Photos by Al Sullivan
On the first day of school in September, Chris Gadsden, newly named principal of Lincoln High School, greeted students and parents like they were old friends.
In many cases, they were, because Gadsden had been serving as vice principal there since 2011.
More important, Gadsden grew up in the neighborhood, on Wilkerson Avenue between Ocean Avenue and Martin Luther King Drive.
The neighborhood, he said, has changed since he was growing up in the 1980s, and not for the better. While he also faced issues of drugs and violence, the family was still the core of the neighborhood; kids today lack some of the resources that allowed him to survive.
“Kids had more community to help them when I grew up,” Gadsden said. “Now, kids live more transient lives.”
That’s not to say that Gadsden had it easy. His biological father and uncles got into trouble.
Gadsden had to rely on his hardworking mother for guidance, and perhaps even more influential, his grandfather, a Jersey City police officer, who laid down the rules by which Gadsden lived.
“I was no angel by any means,” Gadsden said. “But I avoided a lot of things that hurt other people. My grandfather allowed me to focus. I also didn’t want to disappoint my mother, who worked various jobs in Jersey City and Newark. She worked so hard to raise us, I couldn’t let her down.”
Growing up in the era of crack presented Gadsden with temptations he struggled to avoid.
“We were poor, so the temptation was always there to make money,” he said.
Not only did he want to avoid jail, but his mother and grandfather made it clear that he needed to get an education and to get involved civically: “They told me it was important to remember where I came from.”
Where He Came From
Gadsden attended Public School No. 38 and then Snyder High School. But after high school, he didn’t have a clear picture of what he intended to do with his life.
“I just wanted to work,” he said.
Yet he also aspired to go to college, attending New Jersey City University.
“I was first in my family except for my grandfather; he went to Rutgers,” Gadsden said.
Gadsden had a vague idea that he might want to become a lawyer. He loved history and was inspired by teachers at Snyder that included current County Executive Tom DeGise. He also wanted to serve the public and have an impact on his neighborhood the way his grandfather had.
In 1995, Gadsden joined the newly created AmeriCorps, a voluntary civil society program for public-service work with the goal of helping others and meeting critical needs in the community.
At NJCU he studied political science but discovered he had a passion for teaching and went on to St. Peter’s University.
In 2001, he got a job with the Jersey City Public Schools, succeeding well enough to be named Teacher of the Year at Public School No. 12 for the 2002-2003 school year.

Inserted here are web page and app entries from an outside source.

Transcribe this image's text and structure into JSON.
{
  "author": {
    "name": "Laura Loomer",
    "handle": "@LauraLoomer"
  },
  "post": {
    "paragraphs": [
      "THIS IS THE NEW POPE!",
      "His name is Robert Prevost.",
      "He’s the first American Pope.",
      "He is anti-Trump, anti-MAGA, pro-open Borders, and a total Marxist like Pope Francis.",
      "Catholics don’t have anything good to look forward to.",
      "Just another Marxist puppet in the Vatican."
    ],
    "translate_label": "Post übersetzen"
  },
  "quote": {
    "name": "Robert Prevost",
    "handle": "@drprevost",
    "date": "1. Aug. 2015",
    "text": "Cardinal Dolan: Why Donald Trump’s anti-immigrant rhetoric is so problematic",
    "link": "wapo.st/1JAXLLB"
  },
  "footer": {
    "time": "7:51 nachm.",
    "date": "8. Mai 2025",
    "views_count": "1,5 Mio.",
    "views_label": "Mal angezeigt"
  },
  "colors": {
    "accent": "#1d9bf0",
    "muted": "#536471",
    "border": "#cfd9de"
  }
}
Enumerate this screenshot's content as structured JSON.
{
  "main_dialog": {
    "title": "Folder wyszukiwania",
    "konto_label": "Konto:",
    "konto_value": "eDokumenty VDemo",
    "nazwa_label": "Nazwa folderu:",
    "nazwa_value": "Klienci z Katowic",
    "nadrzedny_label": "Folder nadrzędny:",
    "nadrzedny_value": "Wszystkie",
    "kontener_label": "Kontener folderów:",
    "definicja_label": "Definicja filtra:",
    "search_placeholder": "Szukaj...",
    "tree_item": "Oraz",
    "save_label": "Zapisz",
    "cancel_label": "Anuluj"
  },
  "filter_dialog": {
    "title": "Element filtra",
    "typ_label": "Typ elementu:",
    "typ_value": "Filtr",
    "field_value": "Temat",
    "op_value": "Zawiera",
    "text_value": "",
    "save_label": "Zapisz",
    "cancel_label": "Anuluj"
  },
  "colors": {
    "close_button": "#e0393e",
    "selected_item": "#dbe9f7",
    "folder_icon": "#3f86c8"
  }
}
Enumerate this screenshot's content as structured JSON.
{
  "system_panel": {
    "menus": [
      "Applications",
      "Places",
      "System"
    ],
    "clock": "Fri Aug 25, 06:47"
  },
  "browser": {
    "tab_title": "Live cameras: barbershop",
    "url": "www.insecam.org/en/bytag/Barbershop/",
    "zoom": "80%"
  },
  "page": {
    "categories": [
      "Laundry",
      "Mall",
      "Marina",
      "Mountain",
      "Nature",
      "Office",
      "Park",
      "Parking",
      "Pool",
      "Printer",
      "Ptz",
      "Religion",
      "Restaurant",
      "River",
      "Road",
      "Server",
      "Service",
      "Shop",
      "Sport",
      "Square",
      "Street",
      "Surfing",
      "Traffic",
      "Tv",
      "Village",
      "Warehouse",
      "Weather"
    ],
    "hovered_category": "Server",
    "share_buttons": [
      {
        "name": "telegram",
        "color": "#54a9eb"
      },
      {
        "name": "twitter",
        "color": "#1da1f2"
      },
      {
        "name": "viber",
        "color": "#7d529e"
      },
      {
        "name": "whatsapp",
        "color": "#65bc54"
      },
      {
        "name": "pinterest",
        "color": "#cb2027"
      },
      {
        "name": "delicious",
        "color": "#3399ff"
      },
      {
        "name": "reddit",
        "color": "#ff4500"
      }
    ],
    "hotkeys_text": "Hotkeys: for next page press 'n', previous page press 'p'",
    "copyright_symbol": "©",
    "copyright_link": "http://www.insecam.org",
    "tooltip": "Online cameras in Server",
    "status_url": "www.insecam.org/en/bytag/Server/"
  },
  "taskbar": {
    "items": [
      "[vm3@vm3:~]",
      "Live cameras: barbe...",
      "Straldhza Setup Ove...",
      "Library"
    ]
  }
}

In 2011, then Jersey City Schools Superintendent Dr. Charles Epps tapped him to be vice principal at Lincoln High School.
“Last June, Dr. Lyles had enough confidence in me to make me principal,” Gadsden said. Dr. Marcia Lyles is the current Jersey City Schools Superintendent.
Most Likely to Succeed
Gadsden, who was briefly a councilman from Ward B, said, “We need to build the community. It is what shaped me.”
His goals involve making a difference in the lives of young people and their families.
Three years ago, Gadsden got involved with a program called Royal Men Foundation, which helps young people avoid jail.
“Too many people of color make up the prison population,” he said.
Many young people get entangled in the criminal justice system for minor offenses that put them on the wrong path.
“Being a principal puts me in a great position to help them,” Gadsden said, “providing kids with the tools they need to fend for themselves in the real world.”
Equally important is ensuring that kids can be kids and get a meaningful high-school experience.
“Most people don’t look back to the elementary school they went to, but they remember their high school,” Gadsden said. “It’s important to let them escape the ills of the world while they’re in high school so they can be kids. Part of my job is to create moments and memories for them.”
While there are no guarantees, Gadsden believes that the better educated his students are—if they’re given the knowhow to make decisions and take ownership of their lives—the better prepared they will be to face the world. The job of principal, Gadsden said, “allows me to affect kids’ lives every day, helping young people to become better people.”
Gadsden hopes to be a role model for his students, the way his grandfather was a role model for him.
“I want to use my life as an example,” Gadsden said. “Many kids do not have family structure. So we are building a community inside high school. This is the greatest job I’ve ever had.”—JCM